If you’ve been lucky enough to have recently purchased a home you more than likely also had an appraisal on that home. If you were exceptionally lucky, that appraisal came in at or above the price you have offered to pay. But why do appraisals frequently come in below value? I’ll outline why appraisals frequently do not match the offers they hope to validate.
First, appraisals are lagging indicators in economic terms. Lagging indicators are quite easy to measure, i.e. using previous sales data, but very difficult to improve or influence. Lagging indicators are often used to confirm a pattern in many settings except real estate. If the prices of homes in an area are increasing 2-3% a quarter an appraiser will rarely use this data to factor in an increase over previous sales. The very basis of an appraisal is flawed since it’s using the historical data.
Second, comparable properties are difficult to find in many markets. In some areas of the country, particularly out west, houses were built in huge tracts with hundreds of homes built in the same neighborhood, at the same time and with nearly identical features. This makes finding comparable properties easy for an appraiser. However in much of the country, especially rural areas, the housing stock more resembles the proverbial snowflake where no two are the same. While appraisers have a system of making adjustments on the closest comparable properties it’s rare to have the appraiser actually set foot inside of the other homes. When properties are significantly different, this creates errors which in all fairness might benefit the buyer. Too often I see if the other way. Appraisers are also hesitant to make any changes to the reports, even if glaring errors are found.

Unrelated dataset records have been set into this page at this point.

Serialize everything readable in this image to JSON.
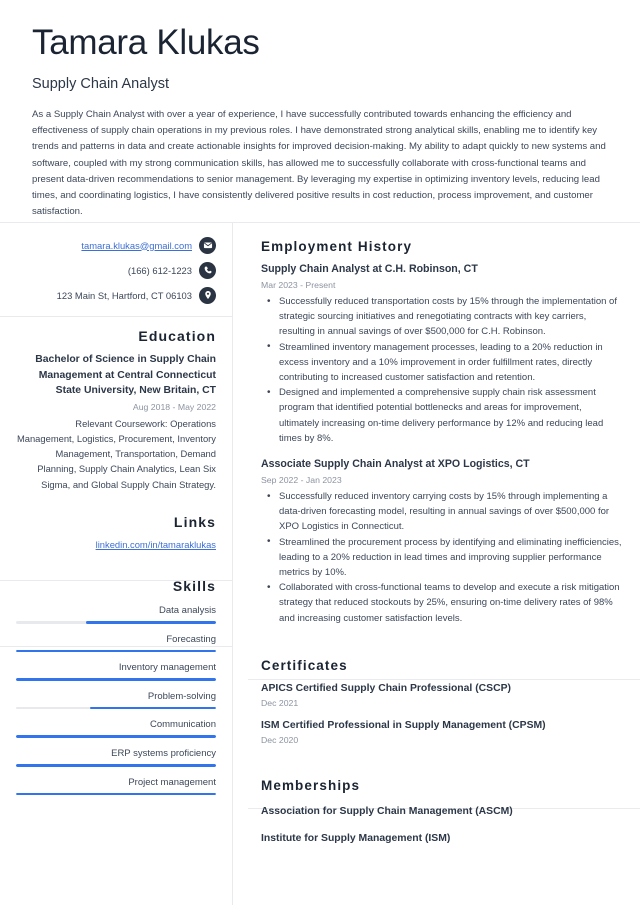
{
  "header": {
    "full_name": "Tamara Klukas",
    "job_title": "Supply Chain Analyst",
    "summary": "As a Supply Chain Analyst with over a year of experience, I have successfully contributed towards enhancing the efficiency and effectiveness of supply chain operations in my previous roles. I have demonstrated strong analytical skills, enabling me to identify key trends and patterns in data and create actionable insights for improved decision-making. My ability to adapt quickly to new systems and software, coupled with my strong communication skills, has allowed me to successfully collaborate with cross-functional teams and present data-driven recommendations to senior management. By leveraging my expertise in optimizing inventory levels, reducing lead times, and coordinating logistics, I have consistently delivered positive results in cost reduction, process improvement, and customer satisfaction."
  },
  "contacts": [
    {
      "text": "tamara.klukas@gmail.com",
      "icon": "envelope-icon",
      "is_link": true
    },
    {
      "text": "(166) 612-1223",
      "icon": "phone-icon",
      "is_link": false
    },
    {
      "text": "123 Main St, Hartford, CT 06103",
      "icon": "location-pin-icon",
      "is_link": false
    }
  ],
  "education": {
    "heading": "Education",
    "degree": "Bachelor of Science in Supply Chain Management at Central Connecticut State University, New Britain, CT",
    "dates": "Aug 2018 - May 2022",
    "description": "Relevant Coursework: Operations Management, Logistics, Procurement, Inventory Management, Transportation, Demand Planning, Supply Chain Analytics, Lean Six Sigma, and Global Supply Chain Strategy."
  },
  "links": {
    "heading": "Links",
    "items": [
      {
        "label": "linkedin.com/in/tamaraklukas"
      }
    ]
  },
  "skills": {
    "heading": "Skills",
    "items": [
      {
        "label": "Data analysis",
        "level": 65
      },
      {
        "label": "Forecasting",
        "level": 100
      },
      {
        "label": "Inventory management",
        "level": 100
      },
      {
        "label": "Problem-solving",
        "level": 63
      },
      {
        "label": "Communication",
        "level": 100
      },
      {
        "label": "ERP systems proficiency",
        "level": 100
      },
      {
        "label": "Project management",
        "level": 100
      }
    ]
  },
  "employment": {
    "heading": "Employment History",
    "jobs": [
      {
        "role": "Supply Chain Analyst at C.H. Robinson, CT",
        "dates": "Mar 2023 - Present",
        "bullets": [
          "Successfully reduced transportation costs by 15% through the implementation of strategic sourcing initiatives and renegotiating contracts with key carriers, resulting in annual savings of over $500,000 for C.H. Robinson.",
          "Streamlined inventory management processes, leading to a 20% reduction in excess inventory and a 10% improvement in order fulfillment rates, directly contributing to increased customer satisfaction and retention.",
          "Designed and implemented a comprehensive supply chain risk assessment program that identified potential bottlenecks and areas for improvement, ultimately increasing on-time delivery performance by 12% and reducing lead times by 8%."
        ]
      },
      {
        "role": "Associate Supply Chain Analyst at XPO Logistics, CT",
        "dates": "Sep 2022 - Jan 2023",
        "bullets": [
          "Successfully reduced inventory carrying costs by 15% through implementing a data-driven forecasting model, resulting in annual savings of over $500,000 for XPO Logistics in Connecticut.",
          "Streamlined the procurement process by identifying and eliminating inefficiencies, leading to a 20% reduction in lead times and improving supplier performance metrics by 10%.",
          "Collaborated with cross-functional teams to develop and execute a risk mitigation strategy that reduced stockouts by 25%, ensuring on-time delivery rates of 98% and increasing customer satisfaction levels."
        ]
      }
    ]
  },
  "certificates": {
    "heading": "Certificates",
    "items": [
      {
        "name": "APICS Certified Supply Chain Professional (CSCP)",
        "date": "Dec 2021"
      },
      {
        "name": "ISM Certified Professional in Supply Management (CPSM)",
        "date": "Dec 2020"
      }
    ]
  },
  "memberships": {
    "heading": "Memberships",
    "items": [
      {
        "name": "Association for Supply Chain Management (ASCM)"
      },
      {
        "name": "Institute for Supply Management (ISM)"
      }
    ]
  },
  "theme": {
    "accent_blue": "#3274ec",
    "link_blue": "#3d6fd4",
    "heading_dark": "#1b2432",
    "body_text": "#3c4759",
    "muted_text": "#8c93a0",
    "divider": "#e8eaee",
    "badge_dark": "#2b3443"
  }
}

Finally, appraisals have no indication of what a home will be worth. Think about it this way, you’re getting a loan for 30 years in many cases and the bank is determining the value using data that’s 3-6 months old. There’s nothing to correct for future value even though we have decades of good data to indicate future value. As average length of ownership creeps up to nearly 10 years, longer periods of owning smooth out volatility in the market. However lenders are making decisions based upon you going into foreclosure the day after you purchase. It’s simply an unrealistic view of home ownership.
While I think appraisals have an important role in many transactions the days of requiring them for owner occupied homes where the buyer is putting down 20% should probably end. Banks have reams of data showing these are the least risky loans they make and it merely adds to the expense for the buyer and taxes a thinning pool of appraisers. It’s high time we updated the system.